How many lines in the data hold the string "color"? State the number alone.
◆ ◆ ◆
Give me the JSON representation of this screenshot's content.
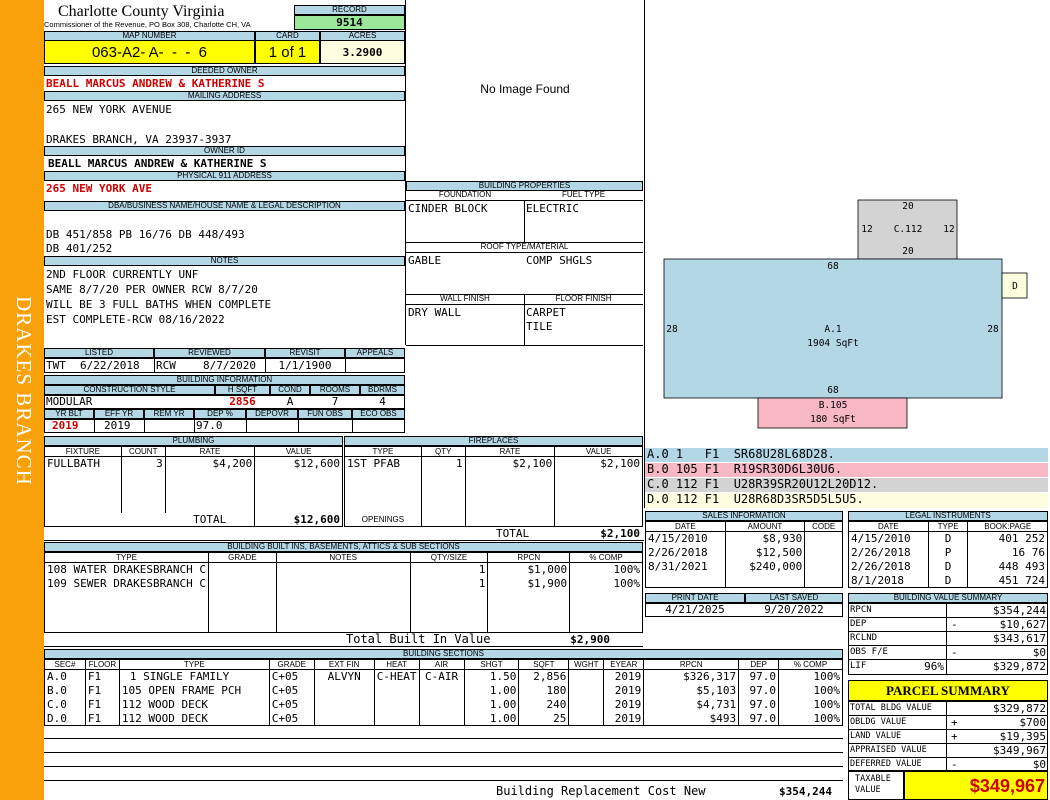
{
  "side_label": "DRAKES BRANCH",
  "header": {
    "county": "Charlotte County Virginia",
    "commissioner": "Commissioner of the Revenue, PO Box 308, Charlotte CH, VA",
    "record_label": "RECORD",
    "record": "9514",
    "map_number_label": "MAP NUMBER",
    "map_number": "063-A2- A-  -  -  6",
    "card_label": "CARD",
    "card": "1 of 1",
    "acres_label": "ACRES",
    "acres": "3.2900"
  },
  "owner": {
    "deeded_owner_label": "DEEDED OWNER",
    "deeded_owner": "BEALL MARCUS ANDREW & KATHERINE S",
    "mailing_address_label": "MAILING ADDRESS",
    "mailing_line1": "265 NEW YORK AVENUE",
    "mailing_line2": "DRAKES BRANCH, VA 23937-3937",
    "owner_id_label": "OWNER ID",
    "owner_id": "BEALL MARCUS ANDREW & KATHERINE S",
    "physical_address_label": "PHYSICAL 911 ADDRESS",
    "physical_address": "265 NEW YORK AVE",
    "dba_label": "DBA/BUSINESS NAME/HOUSE NAME & LEGAL DESCRIPTION",
    "legal_line1": "DB 451/858 PB 16/76 DB 448/493",
    "legal_line2": "DB 401/252"
  },
  "notes": {
    "label": "NOTES",
    "lines": [
      "2ND FLOOR CURRENTLY UNF",
      "SAME 8/7/20 PER OWNER RCW 8/7/20",
      "WILL BE 3 FULL BATHS WHEN COMPLETE",
      "EST COMPLETE-RCW 08/16/2022"
    ]
  },
  "review": {
    "listed_label": "LISTED",
    "listed_by": "TWT",
    "listed_date": "6/22/2018",
    "reviewed_label": "REVIEWED",
    "reviewed_by": "RCW",
    "reviewed_date": "8/7/2020",
    "revisit_label": "REVISIT",
    "revisit": "1/1/1900",
    "appeals_label": "APPEALS",
    "appeals": ""
  },
  "building_info": {
    "label": "BUILDING INFORMATION",
    "construction_label": "CONSTRUCTION STYLE",
    "construction": "MODULAR",
    "hsqft_label": "H SQFT",
    "hsqft": "2856",
    "cond_label": "COND",
    "cond": "A",
    "rooms_label": "ROOMS",
    "rooms": "7",
    "bdrms_label": "BDRMS",
    "bdrms": "4",
    "yrblt_label": "YR BLT",
    "yrblt": "2019",
    "effyr_label": "EFF YR",
    "effyr": "2019",
    "remyr_label": "REM YR",
    "remyr": "",
    "dep_label": "DEP %",
    "dep": "97.0",
    "depovr_label": "DEPOVR",
    "depovr": "",
    "funobs_label": "FUN OBS",
    "funobs": "",
    "ecoobs_label": "ECO OBS",
    "ecoobs": ""
  },
  "image_placeholder": "No Image Found",
  "building_properties": {
    "label": "BUILDING PROPERTIES",
    "foundation_label": "FOUNDATION",
    "foundation": "CINDER BLOCK",
    "fuel_label": "FUEL TYPE",
    "fuel": "ELECTRIC",
    "roof_label": "ROOF TYPE/MATERIAL",
    "roof_type": "GABLE",
    "roof_material": "COMP SHGLS",
    "wall_label": "WALL FINISH",
    "wall": "DRY WALL",
    "floor_label": "FLOOR FINISH",
    "floor1": "CARPET",
    "floor2": "TILE"
  },
  "sketch": {
    "a_top": "68",
    "a_bottom": "68",
    "a_left": "28",
    "a_right": "28",
    "a_name": "A.1",
    "a_area": "1904 SqFt",
    "c_top": "20",
    "c_bottom": "20",
    "c_left": "12",
    "c_right": "12",
    "c_name": "C.112",
    "b_name": "B.105",
    "b_area": "180 SqFt",
    "d_name": "D"
  },
  "sketch_codes": [
    {
      "code": "A.0 1   F1  SR68U28L68D28.",
      "color": "#b4d7e6"
    },
    {
      "code": "B.0 105 F1  R19SR30D6L30U6.",
      "color": "#f8b7c4"
    },
    {
      "code": "C.0 112 F1  U28R39SR20U12L20D12.",
      "color": "#d3d3d3"
    },
    {
      "code": "D.0 112 F1  U28R68D3SR5D5L5U5.",
      "color": "#fdfde0"
    }
  ],
  "plumbing": {
    "label": "PLUMBING",
    "cols": [
      "FIXTURE",
      "COUNT",
      "RATE",
      "VALUE"
    ],
    "rows": [
      [
        "FULLBATH",
        "3",
        "$4,200",
        "$12,600"
      ]
    ],
    "total_label": "TOTAL",
    "total": "$12,600"
  },
  "fireplaces": {
    "label": "FIREPLACES",
    "cols": [
      "TYPE",
      "QTY",
      "RATE",
      "VALUE"
    ],
    "rows": [
      [
        "1ST PFAB",
        "1",
        "$2,100",
        "$2,100"
      ]
    ],
    "openings_label": "OPENINGS",
    "total_label": "TOTAL",
    "total": "$2,100"
  },
  "sales": {
    "label": "SALES INFORMATION",
    "cols": [
      "DATE",
      "AMOUNT",
      "CODE"
    ],
    "rows": [
      [
        "4/15/2010",
        "$8,930",
        ""
      ],
      [
        "2/26/2018",
        "$12,500",
        ""
      ],
      [
        "8/31/2021",
        "$240,000",
        ""
      ]
    ]
  },
  "legal_instruments": {
    "label": "LEGAL INSTRUMENTS",
    "cols": [
      "DATE",
      "TYPE",
      "BOOK:PAGE"
    ],
    "rows": [
      [
        "4/15/2010",
        "D",
        "401 252"
      ],
      [
        "2/26/2018",
        "P",
        "16 76"
      ],
      [
        "2/26/2018",
        "D",
        "448 493"
      ],
      [
        "8/1/2018",
        "D",
        "451 724"
      ]
    ]
  },
  "builtins": {
    "label": "BUILDING BUILT INS, BASEMENTS, ATTICS & SUB SECTIONS",
    "cols": [
      "TYPE",
      "GRADE",
      "NOTES",
      "QTY/SIZE",
      "RPCN",
      "% COMP"
    ],
    "rows": [
      [
        "108 WATER DRAKESBRANCH C",
        "",
        "",
        "1",
        "$1,000",
        "100%"
      ],
      [
        "109 SEWER DRAKESBRANCH C",
        "",
        "",
        "1",
        "$1,900",
        "100%"
      ]
    ],
    "total_label": "Total Built In Value",
    "total": "$2,900"
  },
  "print_info": {
    "print_label": "PRINT DATE",
    "print_date": "4/21/2025",
    "saved_label": "LAST SAVED",
    "saved_date": "9/20/2022"
  },
  "value_summary": {
    "label": "BUILDING VALUE SUMMARY",
    "rows": [
      {
        "label": "RPCN",
        "sign": "",
        "value": "$354,244"
      },
      {
        "label": "DEP",
        "sign": "-",
        "value": "$10,627"
      },
      {
        "label": "RCLND",
        "sign": "",
        "value": "$343,617"
      },
      {
        "label": "OBS F/E",
        "sign": "-",
        "value": "$0"
      },
      {
        "label": "LIF",
        "pct": "96%",
        "sign": "",
        "value": "$329,872"
      }
    ]
  },
  "parcel_summary": {
    "label": "PARCEL SUMMARY",
    "rows": [
      {
        "label": "TOTAL BLDG VALUE",
        "sign": "",
        "value": "$329,872"
      },
      {
        "label": "OBLDG VALUE",
        "sign": "+",
        "value": "$700"
      },
      {
        "label": "LAND VALUE",
        "sign": "+",
        "value": "$19,395"
      },
      {
        "label": "APPRAISED VALUE",
        "sign": "",
        "value": "$349,967"
      },
      {
        "label": "DEFERRED VALUE",
        "sign": "-",
        "value": "$0"
      }
    ],
    "taxable_label": "TAXABLE VALUE",
    "taxable": "$349,967"
  },
  "sections": {
    "label": "BUILDING SECTIONS",
    "cols": [
      "SEC#",
      "FLOOR",
      "TYPE",
      "GRADE",
      "EXT FIN",
      "HEAT",
      "AIR",
      "SHGT",
      "SQFT",
      "WGHT",
      "EYEAR",
      "RPCN",
      "DEP",
      "% COMP"
    ],
    "rows": [
      [
        "A.0",
        "F1",
        "1 SINGLE FAMILY",
        "C+05",
        "ALVYN",
        "C-HEAT",
        "C-AIR",
        "1.50",
        "2,856",
        "",
        "2019",
        "$326,317",
        "97.0",
        "100%"
      ],
      [
        "B.0",
        "F1",
        "105 OPEN FRAME PCH",
        "C+05",
        "",
        "",
        "",
        "1.00",
        "180",
        "",
        "2019",
        "$5,103",
        "97.0",
        "100%"
      ],
      [
        "C.0",
        "F1",
        "112 WOOD DECK",
        "C+05",
        "",
        "",
        "",
        "1.00",
        "240",
        "",
        "2019",
        "$4,731",
        "97.0",
        "100%"
      ],
      [
        "D.0",
        "F1",
        "112 WOOD DECK",
        "C+05",
        "",
        "",
        "",
        "1.00",
        "25",
        "",
        "2019",
        "$493",
        "97.0",
        "100%"
      ]
    ],
    "total_label": "Building Replacement Cost New",
    "total": "$354,244"
  }
}
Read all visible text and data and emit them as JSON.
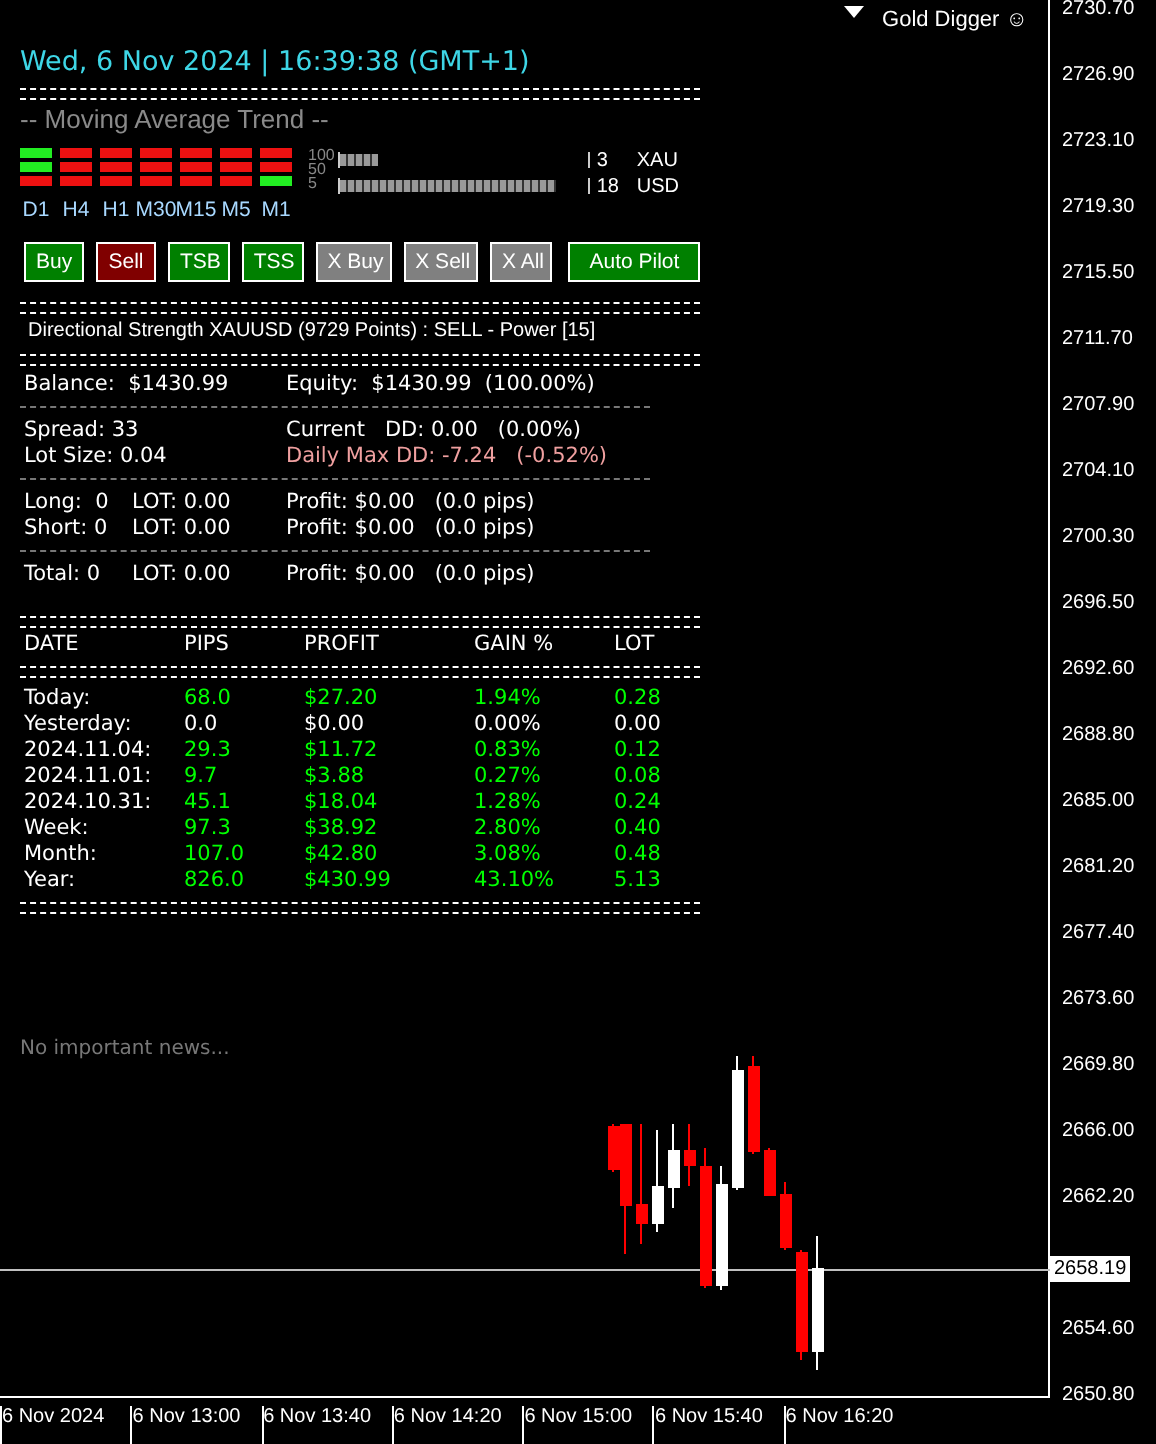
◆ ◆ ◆
> _Output for this task_
4